“We have taken a house in the country,” a mildly pompous friend told me recently. I snickered quietly over this bit of Whartonian affect. But I’m finding it harder and harder to hold the “What, me–bourgeois?” pose. We have also taken a house in the country–Columbia County in upstate New York–where I am sitting flu-ridden right now as zero-degree air courses up through the slats in our all-too-authentic fully rusticated floorboards. The squirrel who has made his home in the stairs careers rather too freely inside the walls, prompting our dog Ruthie to bark insanely at random patches of radiator. Should all this prove a bit too authentic, the sport-ute–a coach-and-four-wheel-drive, if you will, for the yuppie burgher–waits outside, ready to provide an entire spectrum of lumbar support with the mere press of a button.
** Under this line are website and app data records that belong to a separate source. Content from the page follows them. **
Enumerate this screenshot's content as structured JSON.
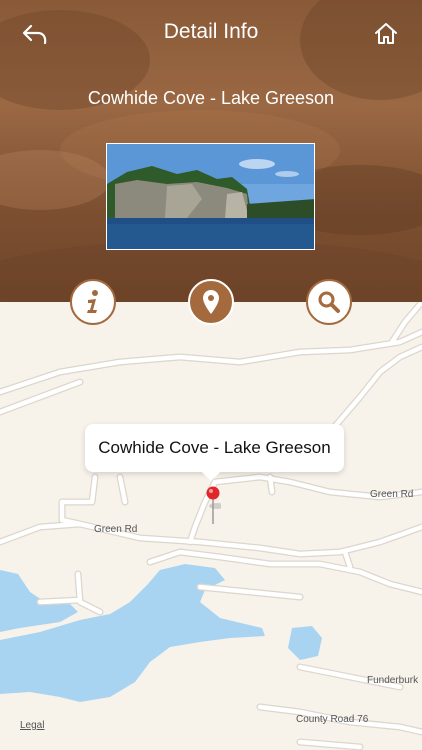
{
  "nav": {
    "title": "Detail Info",
    "back_icon": "back-arrow-icon",
    "home_icon": "home-icon"
  },
  "place": {
    "name": "Cowhide Cove - Lake Greeson"
  },
  "actions": [
    {
      "id": "info",
      "icon": "info-icon",
      "selected": false
    },
    {
      "id": "map",
      "icon": "location-pin-icon",
      "selected": true
    },
    {
      "id": "search",
      "icon": "search-icon",
      "selected": false
    }
  ],
  "map": {
    "callout_text": "Cowhide Cove - Lake Greeson",
    "road_labels": {
      "green_rd_right": "Green Rd",
      "green_rd_left": "Green Rd",
      "funderburk": "Funderburk",
      "county_road": "County Road 76"
    },
    "legal": "Legal"
  },
  "colors": {
    "accent": "#a46a3e",
    "header_brown": "#8a5a38",
    "map_land": "#f7f2ea",
    "map_water": "#a8d4f2",
    "pin_red": "#e0262b"
  }
}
It has only been a few hours since we unfroze the pipes to the bathtub–Bart Brothers down in Pine Plains smartly suggested running the heat up to 75 degrees while leaving the tap open. There was something real about putting up with this hardship, just as there is something real about the antiquey knives and forks my wife bought to go with the antiquey farmhouse. Though the dishwasher (circa 1985) stands at the ready, the fragile cutlery must be cleaned by hand.
       Issues of realness have a way of getting complicated around here. In the last 150 years, I’m told, perhaps accurately, the population of Columbia County has increased a mere 50 percent, from 40,000 or so to 60,000 or so. This is largely because the region, which is north of the horsey hills of Dutchess County and west of the twee farmhouses of Connecticut’s Litchfield and Massachusetts’ Berkshire counties, has little immediate industry and lacks either the obvious tourist appeal of the Berkshires or the immediate Kravis-attracting snob appeal of Connecticut or Millbrook. Many of the people who do live and work in southern Columbia County have lived here for centuries. Their ancestors have, anyway. Up on Route 82, the Miller homestead was one of only a handful designated in 1976 as a Bicentennial Farm, meaning that it has been in continuous operation since before the United States existed. Many of the family names of people who live here–Hoysradt, Hoyt, Boice, and Miller–show up on 18th-century tombstones and feature prominently in local histories. The locals of this part of Columbia County have about as firm a claim on realness as any people you’re liable to meet.
       Beginning sometime in the early ‘80s, the hundreds of dairy farms that formed the economic backbone of this region ran into trouble, and most have since gone bankrupt. Downstaters snapped up a fair portion of the farms and precious saltboxes and colonials and Georgian revival houses and repurposed barns that picturesquely dotted them, while the locals decamped to double-wides on small plots of land dotted with somewhat less picturesque rotted-out school buses and disused semis and killer German shepherds named Tiny. Some have tried (and are still trying) to turn their failed farms into gravel mines. To my mind, this seems a poignant and unlikely prospect, though, if I’m wrong, the locals will certainly have the last laugh. A local realtor estimates that the balance of power has more or less plateaued at 50 percent weekender, 50 percent local, and the area’s economy has made fitful efforts to cater to this new order. Something called Pasta at Large opened not long ago in Millerton (I am proud to say I have so far ignored the call of the fresh, smoked mozzarella), and over the Connecticut border, in tonier Salisbury, the IGA is actually now called La Bonne Epicure/IGA.
       At Millerton’s Farm Country Cafe, diners eat overpriced free-range birds and peasant bread amid decor whose idea of farm country seems to revolve around the theme of austere shafts of wheat. At places frequented by actual country folk–like Alfie’s at the Pond on Route 3–the decor is Bronx function hall by way of Twin Peaks, and you get those delightfully doughy Parker House rolls that invariably come heated and ponderously wrapped in a cocoon of starched white linen. I’ll take the Parker House rolls every time.